• Problem to work on:
Each entry below must come back exactly as written, without its pictures.

(Records from a data collection)
+ + + +

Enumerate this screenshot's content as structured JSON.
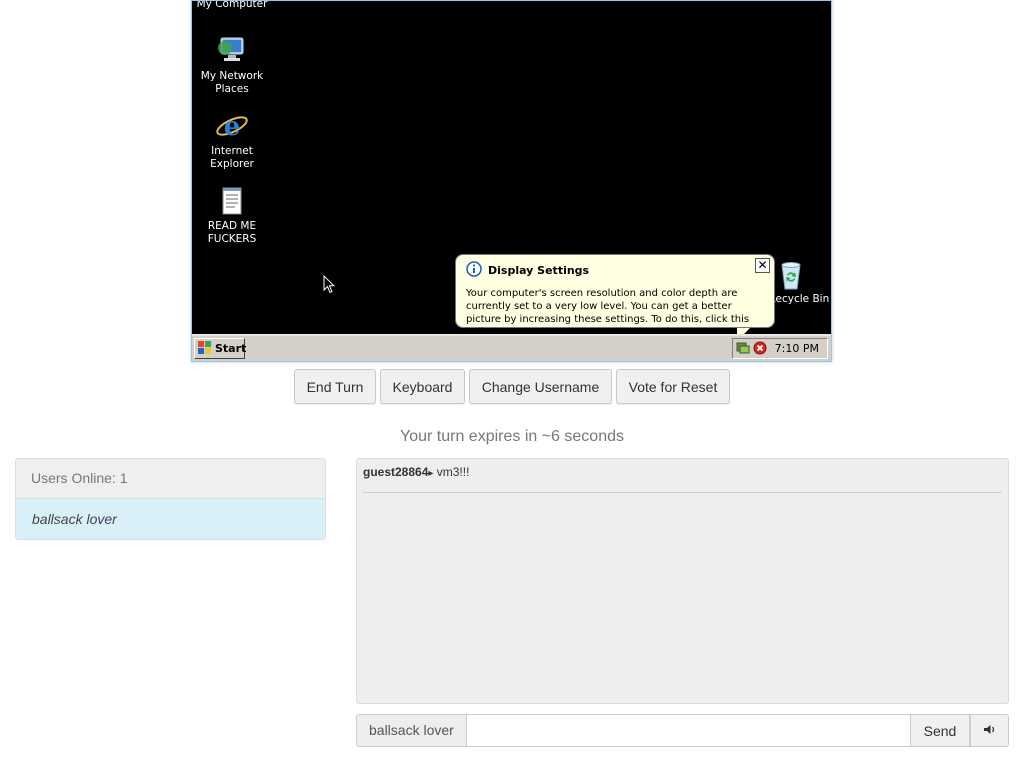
{
  "vm": {
    "desktop_icons": [
      {
        "label": "My Computer",
        "icon": "computer-icon"
      },
      {
        "label": "My Network Places",
        "icon": "network-places-icon"
      },
      {
        "label": "Internet Explorer",
        "icon": "internet-explorer-icon"
      },
      {
        "label": "READ ME FUCKERS",
        "icon": "notepad-document-icon"
      },
      {
        "label": "Recycle Bin",
        "icon": "recycle-bin-icon"
      }
    ],
    "balloon": {
      "title": "Display Settings",
      "body": "Your computer's screen resolution and color depth are currently set to a very low level. You can get a better picture by increasing these settings. To do this, click this balloon.",
      "close_glyph": "✕"
    },
    "taskbar": {
      "start_label": "Start",
      "clock": "7:10 PM"
    }
  },
  "controls": {
    "end_turn": "End Turn",
    "keyboard": "Keyboard",
    "change_username": "Change Username",
    "vote_reset": "Vote for Reset"
  },
  "turn_status": "Your turn expires in ~6 seconds",
  "users": {
    "header": "Users Online: 1",
    "list": [
      "ballsack lover"
    ]
  },
  "chat": {
    "messages": [
      {
        "user": "guest28864",
        "separator": "▸",
        "text": " vm3!!!"
      }
    ],
    "username_addon": "ballsack lover",
    "input_value": "",
    "send_label": "Send",
    "volume_glyph": "🔈"
  },
  "colors": {
    "accent_user_row": "#d9f0fb",
    "balloon_bg": "#ffffe1",
    "vm_border": "#9ec5e0"
  }
}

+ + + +

• Result:
Enumerate this screenshot's content as structured JSON.
{
  "vm": {
    "desktop_icons": [
      {
        "label": "My Computer",
        "icon": "computer-icon"
      },
      {
        "label": "My Network Places",
        "icon": "network-places-icon"
      },
      {
        "label": "Internet Explorer",
        "icon": "internet-explorer-icon"
      },
      {
        "label": "READ ME FUCKERS",
        "icon": "notepad-document-icon"
      },
      {
        "label": "Recycle Bin",
        "icon": "recycle-bin-icon"
      }
    ],
    "balloon": {
      "title": "Display Settings",
      "body": "Your computer's screen resolution and color depth are currently set to a very low level. You can get a better picture by increasing these settings. To do this, click this balloon.",
      "close_glyph": "✕"
    },
    "taskbar": {
      "start_label": "Start",
      "clock": "7:10 PM"
    }
  },
  "controls": {
    "end_turn": "End Turn",
    "keyboard": "Keyboard",
    "change_username": "Change Username",
    "vote_reset": "Vote for Reset"
  },
  "turn_status": "Your turn expires in ~6 seconds",
  "users": {
    "header": "Users Online: 1",
    "list": [
      "ballsack lover"
    ]
  },
  "chat": {
    "messages": [
      {
        "user": "guest28864",
        "separator": "▸",
        "text": " vm3!!!"
      }
    ],
    "username_addon": "ballsack lover",
    "input_value": "",
    "send_label": "Send",
    "volume_glyph": "🔈"
  },
  "colors": {
    "accent_user_row": "#d9f0fb",
    "balloon_bg": "#ffffe1",
    "vm_border": "#9ec5e0"
  }
}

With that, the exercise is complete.